Exercise details: Keep only those lines of the records that include the string "date".

══ Data shown

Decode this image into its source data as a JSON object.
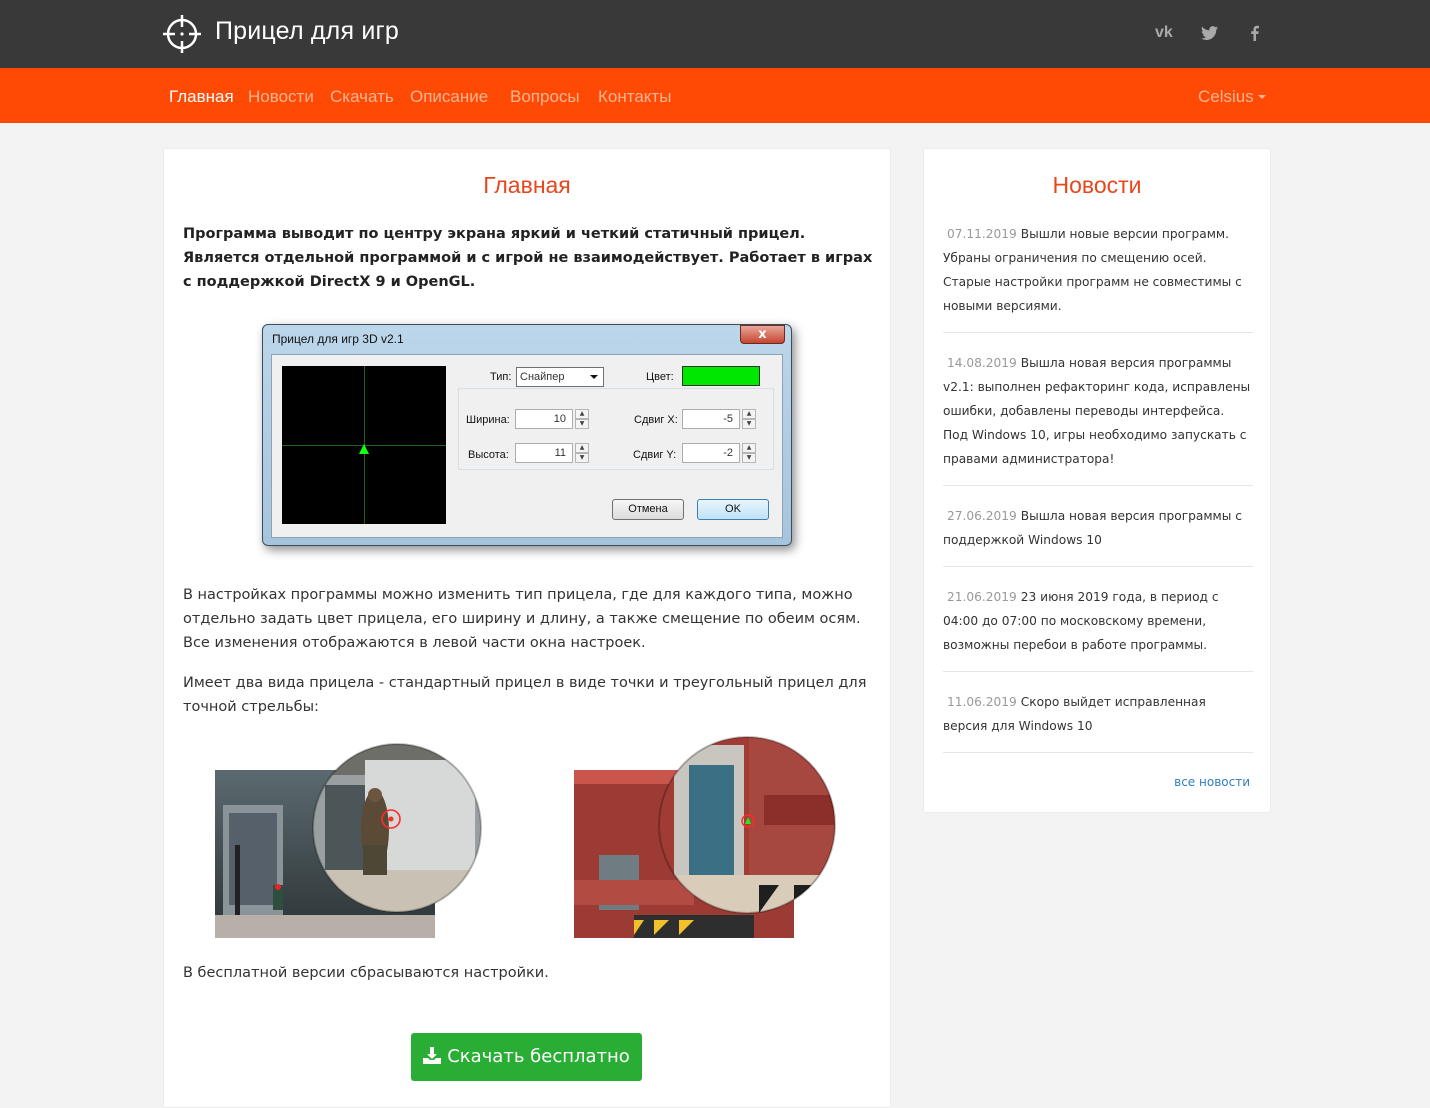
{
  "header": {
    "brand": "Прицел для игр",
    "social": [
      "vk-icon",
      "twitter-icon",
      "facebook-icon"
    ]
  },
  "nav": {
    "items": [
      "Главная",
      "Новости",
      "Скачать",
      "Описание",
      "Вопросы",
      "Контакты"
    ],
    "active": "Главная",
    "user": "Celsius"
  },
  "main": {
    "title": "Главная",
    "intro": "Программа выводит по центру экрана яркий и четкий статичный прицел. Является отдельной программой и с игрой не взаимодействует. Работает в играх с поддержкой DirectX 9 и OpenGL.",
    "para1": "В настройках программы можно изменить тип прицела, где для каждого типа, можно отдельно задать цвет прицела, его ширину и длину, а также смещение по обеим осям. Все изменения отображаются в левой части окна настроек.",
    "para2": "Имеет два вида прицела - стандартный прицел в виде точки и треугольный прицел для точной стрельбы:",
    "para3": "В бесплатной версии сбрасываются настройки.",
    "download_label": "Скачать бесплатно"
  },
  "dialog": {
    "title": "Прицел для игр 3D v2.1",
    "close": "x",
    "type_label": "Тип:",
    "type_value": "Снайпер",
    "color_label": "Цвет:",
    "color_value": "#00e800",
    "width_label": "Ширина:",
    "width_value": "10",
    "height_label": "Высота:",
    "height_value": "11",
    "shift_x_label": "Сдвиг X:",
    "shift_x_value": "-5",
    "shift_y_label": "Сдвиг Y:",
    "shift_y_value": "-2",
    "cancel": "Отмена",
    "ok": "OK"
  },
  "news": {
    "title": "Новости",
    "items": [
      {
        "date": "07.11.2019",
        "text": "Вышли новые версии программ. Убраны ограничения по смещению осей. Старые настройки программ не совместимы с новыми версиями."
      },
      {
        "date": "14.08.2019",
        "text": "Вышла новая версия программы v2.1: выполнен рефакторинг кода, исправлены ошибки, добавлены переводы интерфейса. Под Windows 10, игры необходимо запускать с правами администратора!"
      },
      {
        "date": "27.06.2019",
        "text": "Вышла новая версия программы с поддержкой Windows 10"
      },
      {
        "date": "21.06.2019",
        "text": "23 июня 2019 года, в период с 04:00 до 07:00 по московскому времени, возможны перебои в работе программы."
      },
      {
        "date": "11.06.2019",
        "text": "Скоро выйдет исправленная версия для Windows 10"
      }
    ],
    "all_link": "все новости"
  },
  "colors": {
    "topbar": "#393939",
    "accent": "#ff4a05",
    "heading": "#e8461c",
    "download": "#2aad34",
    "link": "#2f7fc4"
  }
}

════
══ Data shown

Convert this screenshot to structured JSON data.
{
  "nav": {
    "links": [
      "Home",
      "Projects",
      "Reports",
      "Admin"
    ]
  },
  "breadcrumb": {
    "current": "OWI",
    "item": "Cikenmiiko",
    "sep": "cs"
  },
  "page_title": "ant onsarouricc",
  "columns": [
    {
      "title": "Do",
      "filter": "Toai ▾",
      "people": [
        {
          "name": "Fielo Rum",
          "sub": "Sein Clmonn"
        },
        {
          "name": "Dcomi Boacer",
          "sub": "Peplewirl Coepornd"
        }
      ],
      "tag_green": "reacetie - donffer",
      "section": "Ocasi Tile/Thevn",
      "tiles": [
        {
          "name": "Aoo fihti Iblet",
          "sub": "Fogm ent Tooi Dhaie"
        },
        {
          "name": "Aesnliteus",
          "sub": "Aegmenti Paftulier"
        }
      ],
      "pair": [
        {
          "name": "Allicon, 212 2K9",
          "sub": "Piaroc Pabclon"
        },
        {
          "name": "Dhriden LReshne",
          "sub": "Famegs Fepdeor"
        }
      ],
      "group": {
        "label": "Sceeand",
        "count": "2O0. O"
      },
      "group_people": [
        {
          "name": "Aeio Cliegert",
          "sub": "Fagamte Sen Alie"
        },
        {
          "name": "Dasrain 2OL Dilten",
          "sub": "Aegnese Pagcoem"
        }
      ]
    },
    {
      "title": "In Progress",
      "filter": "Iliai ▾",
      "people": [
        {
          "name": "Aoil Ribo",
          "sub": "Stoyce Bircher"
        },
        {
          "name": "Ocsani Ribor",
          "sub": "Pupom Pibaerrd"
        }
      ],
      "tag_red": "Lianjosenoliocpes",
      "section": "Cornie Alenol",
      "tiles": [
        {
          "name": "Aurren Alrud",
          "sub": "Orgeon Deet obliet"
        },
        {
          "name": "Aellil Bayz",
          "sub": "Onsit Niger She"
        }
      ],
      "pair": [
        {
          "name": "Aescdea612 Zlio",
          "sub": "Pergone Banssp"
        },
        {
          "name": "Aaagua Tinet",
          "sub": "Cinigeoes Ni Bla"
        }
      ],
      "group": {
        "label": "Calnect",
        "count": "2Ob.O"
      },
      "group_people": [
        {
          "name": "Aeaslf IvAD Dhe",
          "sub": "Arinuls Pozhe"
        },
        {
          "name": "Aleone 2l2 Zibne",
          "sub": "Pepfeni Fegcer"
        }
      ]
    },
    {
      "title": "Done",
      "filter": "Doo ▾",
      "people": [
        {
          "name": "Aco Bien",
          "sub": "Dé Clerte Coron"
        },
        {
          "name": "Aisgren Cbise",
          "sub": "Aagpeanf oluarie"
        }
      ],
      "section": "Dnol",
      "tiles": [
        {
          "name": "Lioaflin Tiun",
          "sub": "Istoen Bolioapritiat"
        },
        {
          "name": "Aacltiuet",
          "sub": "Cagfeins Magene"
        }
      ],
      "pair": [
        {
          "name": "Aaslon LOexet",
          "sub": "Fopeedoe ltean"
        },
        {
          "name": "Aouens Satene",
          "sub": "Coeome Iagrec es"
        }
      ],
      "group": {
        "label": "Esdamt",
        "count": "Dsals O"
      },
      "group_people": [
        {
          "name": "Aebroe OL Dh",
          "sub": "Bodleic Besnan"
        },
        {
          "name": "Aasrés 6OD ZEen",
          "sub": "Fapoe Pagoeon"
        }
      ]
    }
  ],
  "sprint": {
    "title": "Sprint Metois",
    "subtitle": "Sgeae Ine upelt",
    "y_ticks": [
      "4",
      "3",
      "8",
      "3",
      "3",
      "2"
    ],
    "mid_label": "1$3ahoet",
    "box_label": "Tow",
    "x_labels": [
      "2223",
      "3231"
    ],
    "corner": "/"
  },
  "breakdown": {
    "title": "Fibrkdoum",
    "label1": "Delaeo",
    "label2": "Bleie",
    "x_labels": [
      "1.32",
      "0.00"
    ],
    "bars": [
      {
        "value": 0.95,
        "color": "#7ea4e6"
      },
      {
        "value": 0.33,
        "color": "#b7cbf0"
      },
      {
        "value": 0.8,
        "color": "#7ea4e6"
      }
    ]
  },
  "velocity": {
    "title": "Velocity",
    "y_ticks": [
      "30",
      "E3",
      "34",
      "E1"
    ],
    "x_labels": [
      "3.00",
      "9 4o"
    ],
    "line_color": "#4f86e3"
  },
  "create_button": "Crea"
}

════

Answer space:
        "date": "07.11.2019",
        "date": "14.08.2019",
        "date": "27.06.2019",
        "date": "21.06.2019",
        "date": "11.06.2019",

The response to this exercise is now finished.